> _WHAT NEEDS TO BE DONE_: Please set out each line below exactly as it stands, without the images.

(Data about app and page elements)
* * * *
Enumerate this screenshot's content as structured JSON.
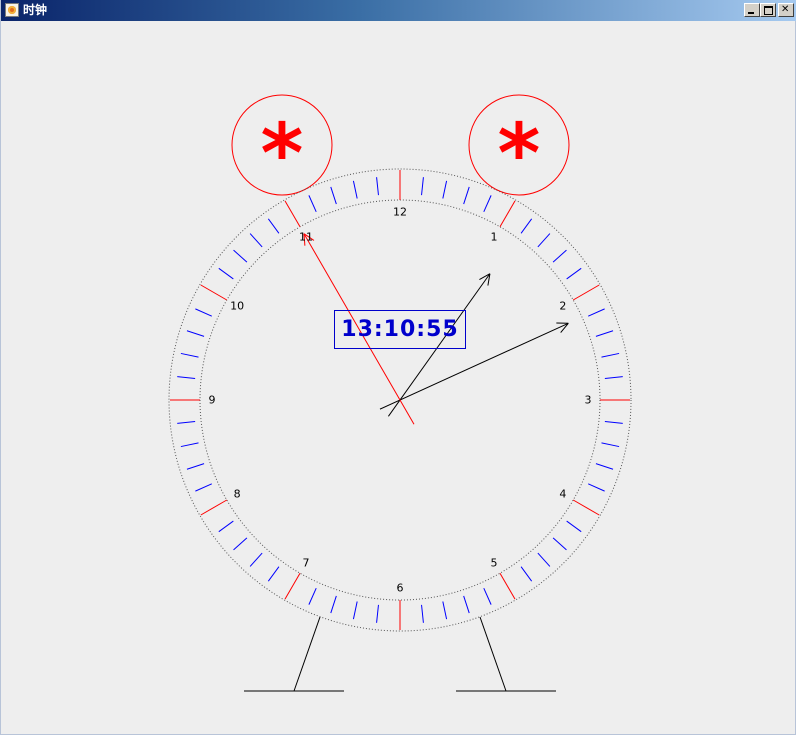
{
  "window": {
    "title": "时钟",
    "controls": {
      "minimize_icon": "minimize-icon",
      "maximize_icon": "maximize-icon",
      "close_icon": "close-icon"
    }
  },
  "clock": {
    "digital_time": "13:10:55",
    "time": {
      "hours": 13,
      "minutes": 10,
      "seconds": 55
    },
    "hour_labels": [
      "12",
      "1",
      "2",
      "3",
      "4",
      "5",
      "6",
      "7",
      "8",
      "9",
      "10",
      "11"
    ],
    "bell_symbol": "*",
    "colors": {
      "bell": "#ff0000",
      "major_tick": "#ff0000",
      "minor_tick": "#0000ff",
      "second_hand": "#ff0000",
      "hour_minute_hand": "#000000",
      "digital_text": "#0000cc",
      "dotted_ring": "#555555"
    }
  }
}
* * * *
> _YOUR RESPONSE_:
Enumerate this screenshot's content as structured JSON.
{
  "window": {
    "title": "时钟",
    "controls": {
      "minimize_icon": "minimize-icon",
      "maximize_icon": "maximize-icon",
      "close_icon": "close-icon"
    }
  },
  "clock": {
    "digital_time": "13:10:55",
    "time": {
      "hours": 13,
      "minutes": 10,
      "seconds": 55
    },
    "hour_labels": [
      "12",
      "1",
      "2",
      "3",
      "4",
      "5",
      "6",
      "7",
      "8",
      "9",
      "10",
      "11"
    ],
    "bell_symbol": "*",
    "colors": {
      "bell": "#ff0000",
      "major_tick": "#ff0000",
      "minor_tick": "#0000ff",
      "second_hand": "#ff0000",
      "hour_minute_hand": "#000000",
      "digital_text": "#0000cc",
      "dotted_ring": "#555555"
    }
  }
}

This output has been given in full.